### WHAT THE TASK REQUIRES
Copy every line of the entries that has the string "legend" in it.

--- ENTRIES PROVIDED ---

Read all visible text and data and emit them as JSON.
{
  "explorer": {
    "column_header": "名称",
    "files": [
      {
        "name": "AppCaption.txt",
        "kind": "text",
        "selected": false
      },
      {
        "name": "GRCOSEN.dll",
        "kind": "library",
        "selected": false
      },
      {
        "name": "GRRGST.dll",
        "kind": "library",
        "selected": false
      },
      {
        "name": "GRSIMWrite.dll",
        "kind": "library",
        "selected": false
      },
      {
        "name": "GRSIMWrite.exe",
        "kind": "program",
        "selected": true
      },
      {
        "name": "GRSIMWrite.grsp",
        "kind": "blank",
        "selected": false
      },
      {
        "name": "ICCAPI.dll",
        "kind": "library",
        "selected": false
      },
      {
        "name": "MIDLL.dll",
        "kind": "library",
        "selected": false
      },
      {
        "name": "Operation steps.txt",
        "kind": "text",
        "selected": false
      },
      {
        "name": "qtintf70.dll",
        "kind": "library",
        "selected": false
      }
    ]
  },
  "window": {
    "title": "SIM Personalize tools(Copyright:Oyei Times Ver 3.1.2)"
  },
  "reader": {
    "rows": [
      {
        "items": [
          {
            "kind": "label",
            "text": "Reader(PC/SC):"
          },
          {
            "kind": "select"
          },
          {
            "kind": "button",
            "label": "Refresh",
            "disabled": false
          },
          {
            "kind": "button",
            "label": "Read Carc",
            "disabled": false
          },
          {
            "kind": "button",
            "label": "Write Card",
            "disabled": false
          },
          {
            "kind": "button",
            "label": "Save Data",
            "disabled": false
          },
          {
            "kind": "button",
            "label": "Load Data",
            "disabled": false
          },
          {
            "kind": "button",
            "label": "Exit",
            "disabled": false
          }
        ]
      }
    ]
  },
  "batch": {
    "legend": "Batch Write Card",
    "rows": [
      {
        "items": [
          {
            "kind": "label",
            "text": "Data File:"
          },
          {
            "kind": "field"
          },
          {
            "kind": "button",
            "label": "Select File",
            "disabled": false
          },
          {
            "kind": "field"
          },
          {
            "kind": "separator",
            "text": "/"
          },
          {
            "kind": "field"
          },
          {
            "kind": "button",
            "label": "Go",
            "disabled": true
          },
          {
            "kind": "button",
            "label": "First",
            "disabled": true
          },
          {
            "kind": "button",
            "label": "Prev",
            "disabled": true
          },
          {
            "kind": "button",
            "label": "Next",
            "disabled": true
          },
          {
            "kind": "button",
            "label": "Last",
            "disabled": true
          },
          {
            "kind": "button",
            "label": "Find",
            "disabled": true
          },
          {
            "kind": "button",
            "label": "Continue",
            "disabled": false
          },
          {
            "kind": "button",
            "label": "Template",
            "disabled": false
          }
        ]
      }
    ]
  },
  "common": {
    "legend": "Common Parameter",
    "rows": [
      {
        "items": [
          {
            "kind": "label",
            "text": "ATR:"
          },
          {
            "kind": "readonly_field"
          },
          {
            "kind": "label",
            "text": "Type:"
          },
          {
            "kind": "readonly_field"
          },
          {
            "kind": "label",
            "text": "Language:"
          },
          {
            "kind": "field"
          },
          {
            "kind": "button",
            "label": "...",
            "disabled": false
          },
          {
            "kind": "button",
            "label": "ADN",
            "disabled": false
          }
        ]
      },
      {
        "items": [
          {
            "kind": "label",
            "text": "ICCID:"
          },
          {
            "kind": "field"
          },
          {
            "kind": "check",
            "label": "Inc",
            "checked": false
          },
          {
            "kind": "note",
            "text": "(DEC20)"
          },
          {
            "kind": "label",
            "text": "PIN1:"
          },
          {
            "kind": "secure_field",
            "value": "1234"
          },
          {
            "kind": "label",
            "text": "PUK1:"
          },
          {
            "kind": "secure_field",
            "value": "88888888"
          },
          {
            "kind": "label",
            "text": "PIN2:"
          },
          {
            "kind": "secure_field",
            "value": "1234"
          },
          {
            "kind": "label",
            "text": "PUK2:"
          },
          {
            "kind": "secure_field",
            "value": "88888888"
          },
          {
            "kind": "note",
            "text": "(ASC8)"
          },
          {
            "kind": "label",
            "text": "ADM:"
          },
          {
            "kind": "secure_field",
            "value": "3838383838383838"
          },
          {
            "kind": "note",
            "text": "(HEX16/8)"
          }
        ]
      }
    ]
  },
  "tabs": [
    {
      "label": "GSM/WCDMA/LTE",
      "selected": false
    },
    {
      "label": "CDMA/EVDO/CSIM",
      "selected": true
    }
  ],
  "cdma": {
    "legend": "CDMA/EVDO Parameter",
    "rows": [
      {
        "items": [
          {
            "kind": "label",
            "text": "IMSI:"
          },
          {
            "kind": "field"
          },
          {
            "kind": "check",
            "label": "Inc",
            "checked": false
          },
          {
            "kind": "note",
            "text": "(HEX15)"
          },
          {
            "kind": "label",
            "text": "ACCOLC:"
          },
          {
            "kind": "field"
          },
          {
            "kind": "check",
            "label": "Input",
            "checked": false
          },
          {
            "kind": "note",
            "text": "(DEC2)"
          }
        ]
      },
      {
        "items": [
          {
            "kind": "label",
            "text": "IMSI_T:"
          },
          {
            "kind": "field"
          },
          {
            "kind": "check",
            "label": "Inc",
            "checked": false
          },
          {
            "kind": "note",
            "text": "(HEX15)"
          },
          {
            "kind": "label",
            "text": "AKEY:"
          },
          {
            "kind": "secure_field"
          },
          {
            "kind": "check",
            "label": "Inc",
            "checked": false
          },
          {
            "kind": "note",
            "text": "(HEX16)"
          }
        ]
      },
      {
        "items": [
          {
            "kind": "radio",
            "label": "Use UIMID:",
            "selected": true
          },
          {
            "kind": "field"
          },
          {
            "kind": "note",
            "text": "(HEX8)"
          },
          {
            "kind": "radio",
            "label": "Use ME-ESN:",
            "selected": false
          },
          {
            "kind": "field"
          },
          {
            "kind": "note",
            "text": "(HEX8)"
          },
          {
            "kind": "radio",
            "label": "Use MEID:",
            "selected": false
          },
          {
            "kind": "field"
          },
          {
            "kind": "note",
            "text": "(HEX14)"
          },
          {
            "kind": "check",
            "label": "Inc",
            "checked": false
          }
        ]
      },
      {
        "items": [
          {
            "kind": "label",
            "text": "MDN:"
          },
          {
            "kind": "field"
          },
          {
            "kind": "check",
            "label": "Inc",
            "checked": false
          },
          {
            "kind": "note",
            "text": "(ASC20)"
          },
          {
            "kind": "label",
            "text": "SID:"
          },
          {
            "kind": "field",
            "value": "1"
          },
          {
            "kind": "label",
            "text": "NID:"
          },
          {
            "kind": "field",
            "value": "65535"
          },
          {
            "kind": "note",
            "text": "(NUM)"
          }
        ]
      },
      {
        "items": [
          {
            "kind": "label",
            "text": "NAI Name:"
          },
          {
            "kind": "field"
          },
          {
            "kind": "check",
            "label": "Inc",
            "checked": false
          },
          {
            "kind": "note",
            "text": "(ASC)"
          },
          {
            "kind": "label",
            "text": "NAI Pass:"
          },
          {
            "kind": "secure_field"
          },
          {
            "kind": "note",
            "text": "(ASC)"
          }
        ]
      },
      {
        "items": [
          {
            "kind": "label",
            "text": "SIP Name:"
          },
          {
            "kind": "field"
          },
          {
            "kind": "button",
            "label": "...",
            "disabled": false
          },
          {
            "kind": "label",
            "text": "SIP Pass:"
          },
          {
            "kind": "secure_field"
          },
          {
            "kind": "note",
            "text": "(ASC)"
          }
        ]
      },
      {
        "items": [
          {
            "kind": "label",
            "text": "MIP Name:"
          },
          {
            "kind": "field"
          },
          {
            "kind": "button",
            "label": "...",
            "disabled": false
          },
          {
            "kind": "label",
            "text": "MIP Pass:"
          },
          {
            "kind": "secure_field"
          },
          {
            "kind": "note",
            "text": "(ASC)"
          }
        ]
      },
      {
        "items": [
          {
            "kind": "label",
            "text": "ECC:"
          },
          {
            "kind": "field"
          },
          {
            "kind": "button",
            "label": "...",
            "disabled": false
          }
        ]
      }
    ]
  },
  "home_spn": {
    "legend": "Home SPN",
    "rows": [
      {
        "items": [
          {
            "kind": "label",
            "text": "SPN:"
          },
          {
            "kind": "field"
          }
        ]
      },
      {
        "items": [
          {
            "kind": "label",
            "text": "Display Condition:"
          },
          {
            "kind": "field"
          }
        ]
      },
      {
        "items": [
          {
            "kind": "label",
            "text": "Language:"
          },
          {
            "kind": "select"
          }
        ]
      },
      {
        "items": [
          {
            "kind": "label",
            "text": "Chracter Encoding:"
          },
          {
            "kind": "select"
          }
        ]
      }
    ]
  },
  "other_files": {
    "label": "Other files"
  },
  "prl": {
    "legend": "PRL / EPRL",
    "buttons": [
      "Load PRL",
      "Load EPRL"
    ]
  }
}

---

### ANSWER SPACE
    "legend": "Batch Write Card",
    "legend": "Common Parameter",
    "legend": "CDMA/EVDO Parameter",
    "legend": "Home SPN",
    "legend": "PRL / EPRL",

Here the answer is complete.